MATERIAL SUPPLIED.
──────

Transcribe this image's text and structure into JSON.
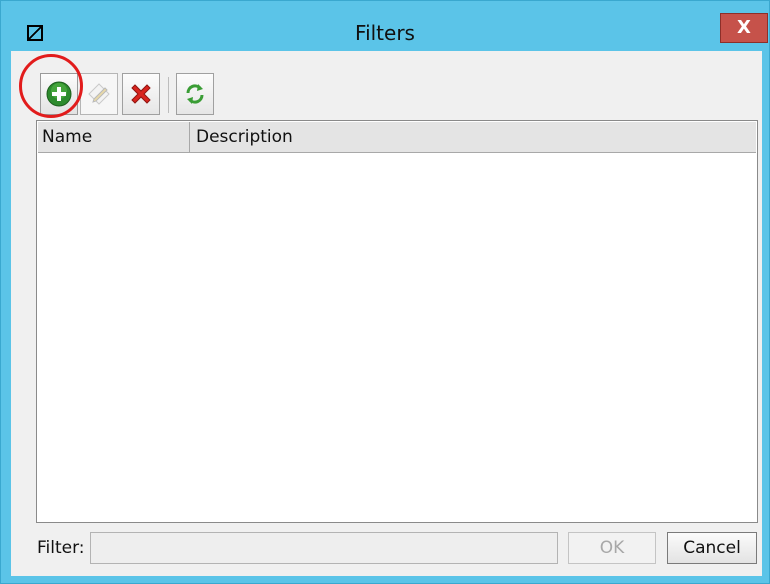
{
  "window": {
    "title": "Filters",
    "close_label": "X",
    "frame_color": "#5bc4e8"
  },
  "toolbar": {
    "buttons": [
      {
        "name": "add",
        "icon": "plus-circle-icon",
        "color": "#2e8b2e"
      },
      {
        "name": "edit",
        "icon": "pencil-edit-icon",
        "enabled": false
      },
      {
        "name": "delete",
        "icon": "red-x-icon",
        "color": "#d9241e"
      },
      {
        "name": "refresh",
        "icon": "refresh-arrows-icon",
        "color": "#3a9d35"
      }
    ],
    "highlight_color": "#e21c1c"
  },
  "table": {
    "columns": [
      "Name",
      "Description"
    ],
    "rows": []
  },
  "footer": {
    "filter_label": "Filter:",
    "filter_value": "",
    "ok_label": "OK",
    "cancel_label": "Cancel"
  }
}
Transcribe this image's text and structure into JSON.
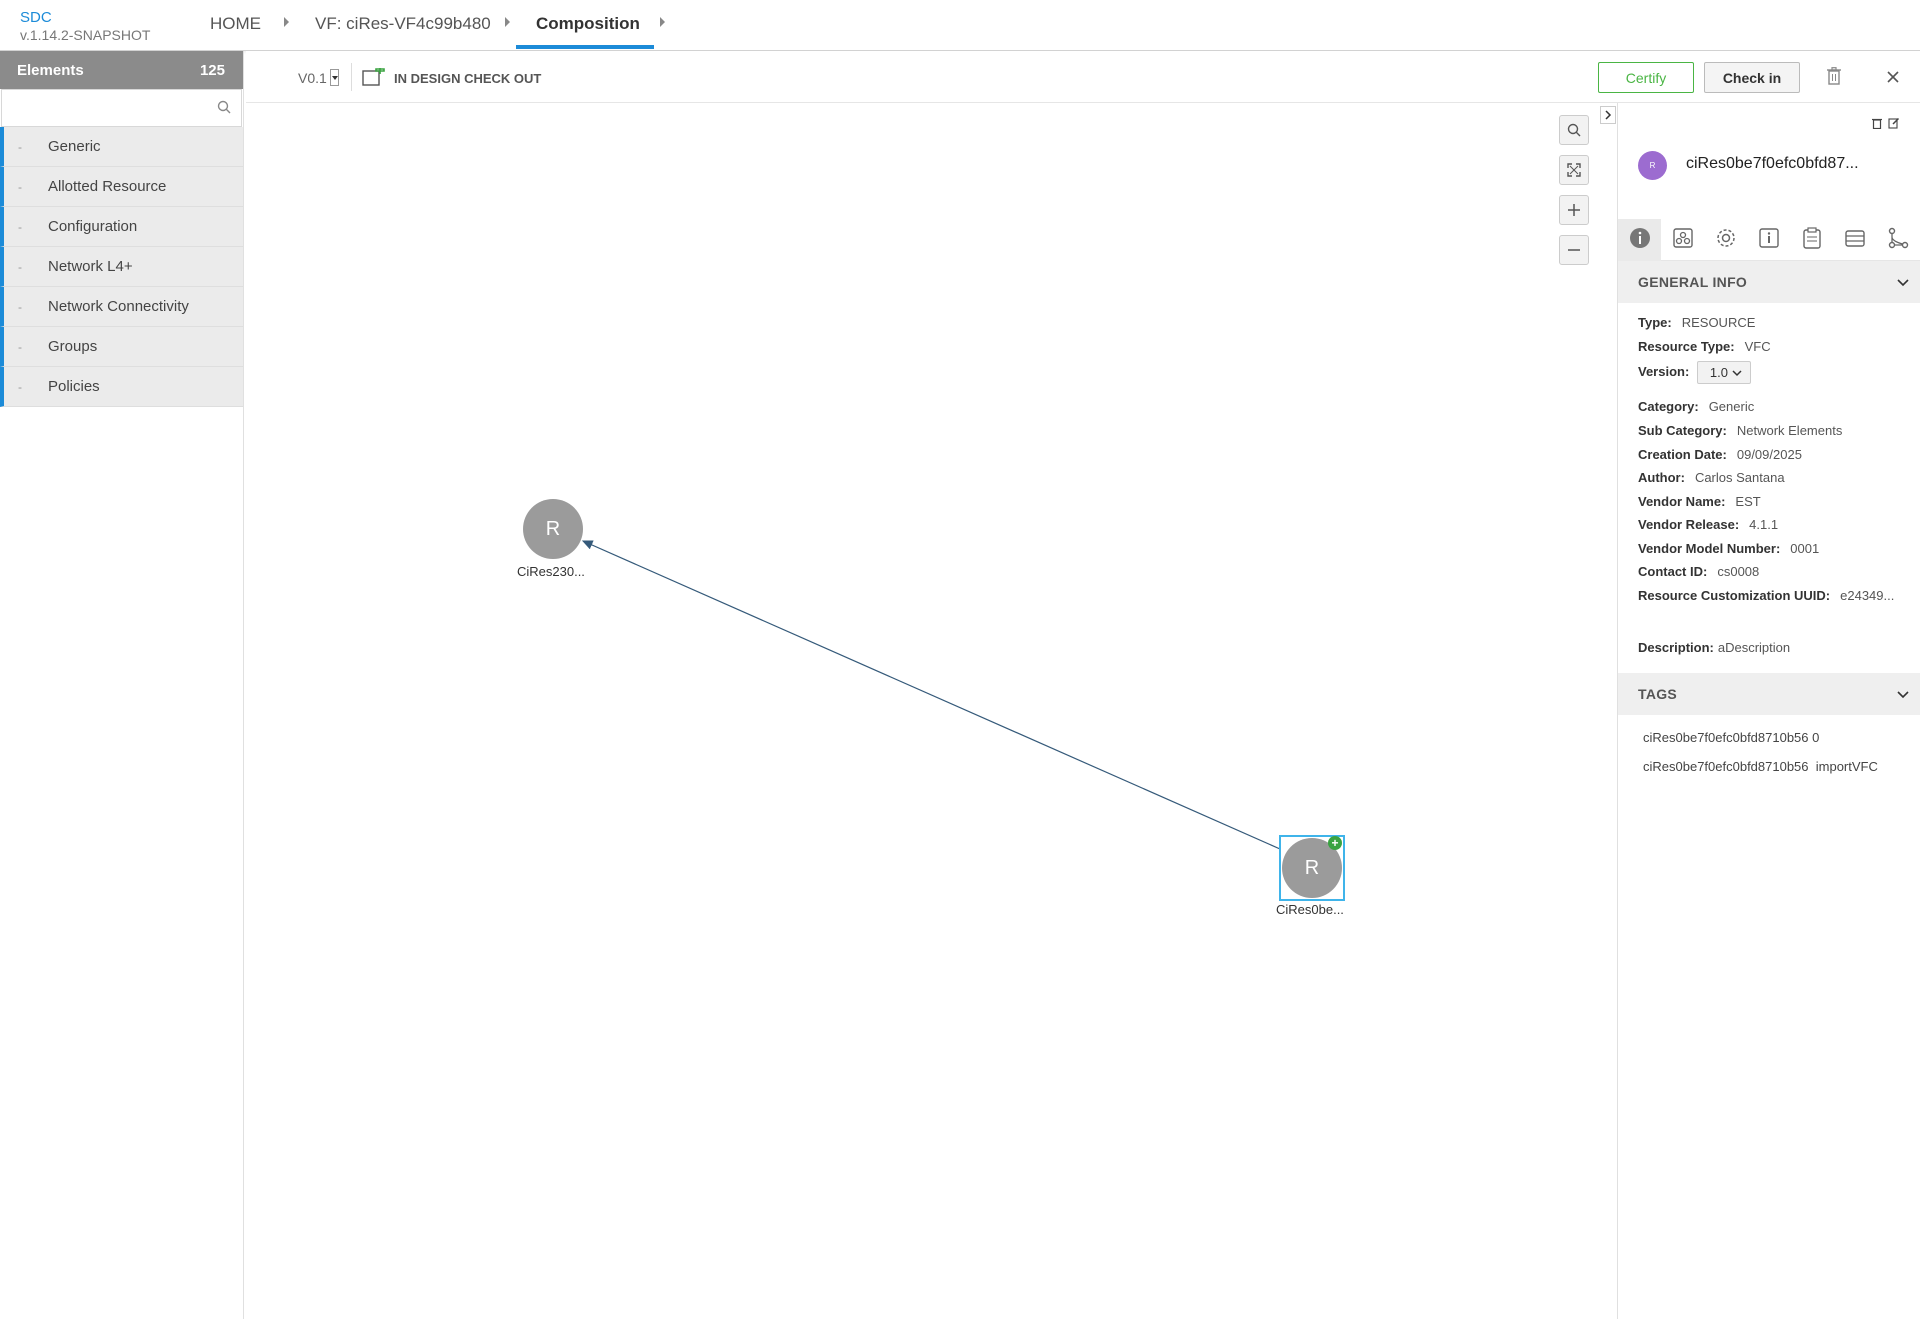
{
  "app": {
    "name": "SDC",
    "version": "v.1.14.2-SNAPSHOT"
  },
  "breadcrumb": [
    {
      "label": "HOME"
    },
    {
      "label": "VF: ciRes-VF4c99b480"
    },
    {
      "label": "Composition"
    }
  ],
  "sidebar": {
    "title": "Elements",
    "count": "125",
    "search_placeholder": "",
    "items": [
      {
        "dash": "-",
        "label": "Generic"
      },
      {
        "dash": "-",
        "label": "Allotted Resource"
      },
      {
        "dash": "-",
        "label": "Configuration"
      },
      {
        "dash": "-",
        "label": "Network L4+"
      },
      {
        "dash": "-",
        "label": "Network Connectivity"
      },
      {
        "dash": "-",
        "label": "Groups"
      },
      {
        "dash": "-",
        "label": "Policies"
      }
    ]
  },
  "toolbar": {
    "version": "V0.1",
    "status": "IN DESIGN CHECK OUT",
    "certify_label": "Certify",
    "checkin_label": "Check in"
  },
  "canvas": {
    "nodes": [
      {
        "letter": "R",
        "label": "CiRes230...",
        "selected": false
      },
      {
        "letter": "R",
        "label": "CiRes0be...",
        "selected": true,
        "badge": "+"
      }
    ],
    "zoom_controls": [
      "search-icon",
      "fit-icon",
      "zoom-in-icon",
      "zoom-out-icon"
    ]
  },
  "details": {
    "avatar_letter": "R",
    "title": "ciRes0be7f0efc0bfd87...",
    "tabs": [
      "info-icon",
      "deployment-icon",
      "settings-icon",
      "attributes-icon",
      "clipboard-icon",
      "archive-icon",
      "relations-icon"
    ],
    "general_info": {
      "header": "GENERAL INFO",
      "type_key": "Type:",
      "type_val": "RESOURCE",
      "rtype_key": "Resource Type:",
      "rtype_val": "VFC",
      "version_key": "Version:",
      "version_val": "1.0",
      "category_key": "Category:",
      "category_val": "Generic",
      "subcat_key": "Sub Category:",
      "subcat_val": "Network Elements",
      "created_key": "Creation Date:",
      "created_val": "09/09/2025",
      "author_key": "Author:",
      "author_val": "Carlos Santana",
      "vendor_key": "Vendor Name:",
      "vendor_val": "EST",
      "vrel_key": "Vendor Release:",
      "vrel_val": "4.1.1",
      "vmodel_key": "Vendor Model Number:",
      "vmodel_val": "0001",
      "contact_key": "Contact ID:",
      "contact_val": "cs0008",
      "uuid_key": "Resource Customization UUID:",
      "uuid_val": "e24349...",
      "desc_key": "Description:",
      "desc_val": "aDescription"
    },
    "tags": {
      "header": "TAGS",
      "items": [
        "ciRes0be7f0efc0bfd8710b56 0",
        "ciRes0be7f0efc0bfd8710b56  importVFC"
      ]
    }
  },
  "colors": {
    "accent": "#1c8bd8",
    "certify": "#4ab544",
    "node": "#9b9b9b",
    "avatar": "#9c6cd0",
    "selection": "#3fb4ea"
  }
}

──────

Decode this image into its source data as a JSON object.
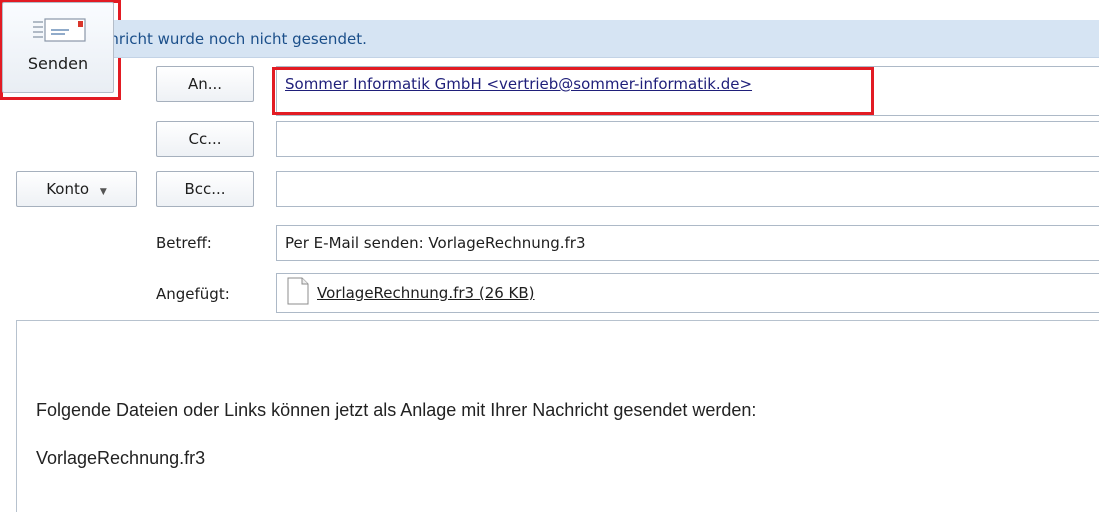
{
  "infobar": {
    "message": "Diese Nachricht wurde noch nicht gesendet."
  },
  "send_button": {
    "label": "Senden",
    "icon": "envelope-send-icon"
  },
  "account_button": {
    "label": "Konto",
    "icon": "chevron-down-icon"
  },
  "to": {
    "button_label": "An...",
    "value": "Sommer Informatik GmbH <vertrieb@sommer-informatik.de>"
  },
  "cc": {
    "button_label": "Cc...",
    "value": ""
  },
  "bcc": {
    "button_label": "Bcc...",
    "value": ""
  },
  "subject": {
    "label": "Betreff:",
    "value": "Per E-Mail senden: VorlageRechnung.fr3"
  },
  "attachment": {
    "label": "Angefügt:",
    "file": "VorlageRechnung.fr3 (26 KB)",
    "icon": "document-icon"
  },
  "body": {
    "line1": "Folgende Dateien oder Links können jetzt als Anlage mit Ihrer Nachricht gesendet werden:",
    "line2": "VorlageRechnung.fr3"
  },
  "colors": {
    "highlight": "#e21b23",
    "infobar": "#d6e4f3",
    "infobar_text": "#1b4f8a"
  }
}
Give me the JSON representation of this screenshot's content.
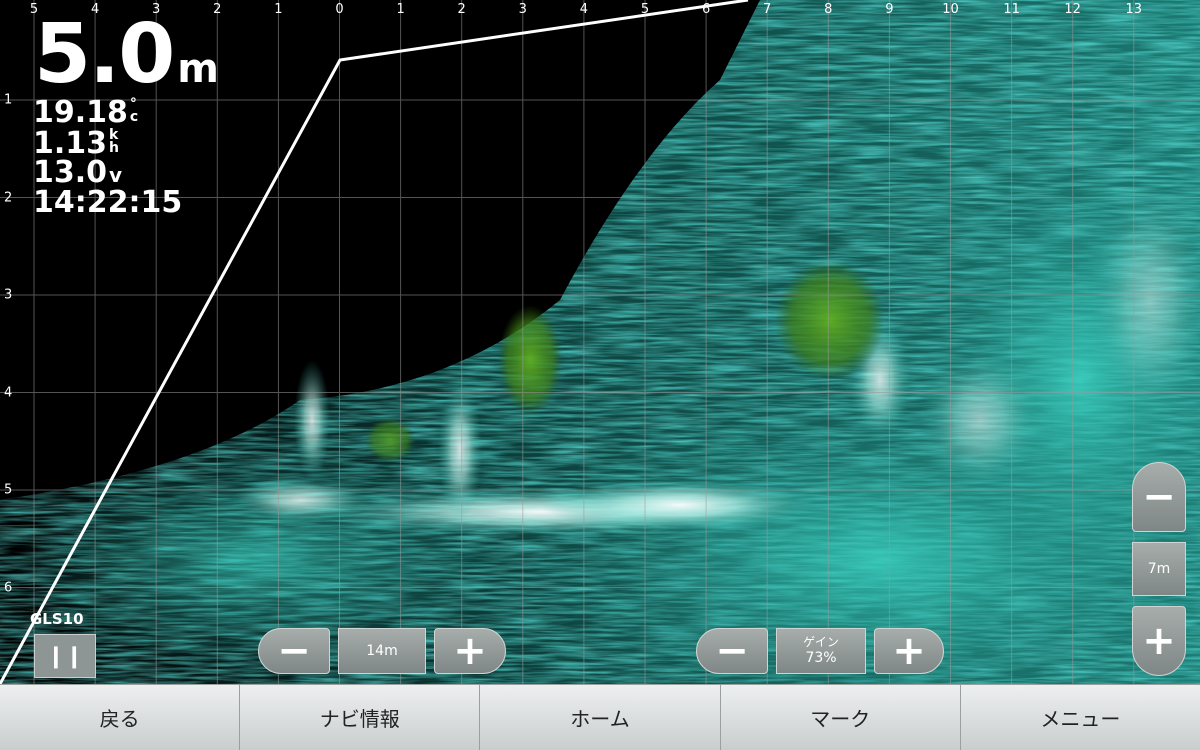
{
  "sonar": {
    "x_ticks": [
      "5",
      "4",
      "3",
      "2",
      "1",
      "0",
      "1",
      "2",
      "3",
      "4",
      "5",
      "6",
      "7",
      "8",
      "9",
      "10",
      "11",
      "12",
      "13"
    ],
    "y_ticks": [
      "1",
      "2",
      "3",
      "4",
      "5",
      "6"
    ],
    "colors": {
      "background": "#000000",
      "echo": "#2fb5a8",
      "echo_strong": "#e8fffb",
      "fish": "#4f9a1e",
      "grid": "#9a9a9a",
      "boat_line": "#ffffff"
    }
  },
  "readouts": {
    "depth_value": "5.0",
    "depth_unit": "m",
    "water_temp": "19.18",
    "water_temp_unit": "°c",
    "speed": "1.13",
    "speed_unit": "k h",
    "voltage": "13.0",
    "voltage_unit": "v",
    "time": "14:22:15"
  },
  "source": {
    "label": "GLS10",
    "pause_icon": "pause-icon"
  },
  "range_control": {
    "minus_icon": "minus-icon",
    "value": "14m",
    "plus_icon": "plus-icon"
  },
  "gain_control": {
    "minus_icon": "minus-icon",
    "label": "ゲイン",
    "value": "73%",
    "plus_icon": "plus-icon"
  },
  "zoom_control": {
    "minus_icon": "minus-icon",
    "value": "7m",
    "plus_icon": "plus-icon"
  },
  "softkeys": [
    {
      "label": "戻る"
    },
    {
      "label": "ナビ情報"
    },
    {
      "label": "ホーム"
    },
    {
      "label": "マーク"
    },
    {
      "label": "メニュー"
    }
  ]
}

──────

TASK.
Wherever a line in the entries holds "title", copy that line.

TASK OUTPUT.
    "title": "Filters",
    "title": "Elements",
    "title": "ciRes0be7f0efc0bfd87...",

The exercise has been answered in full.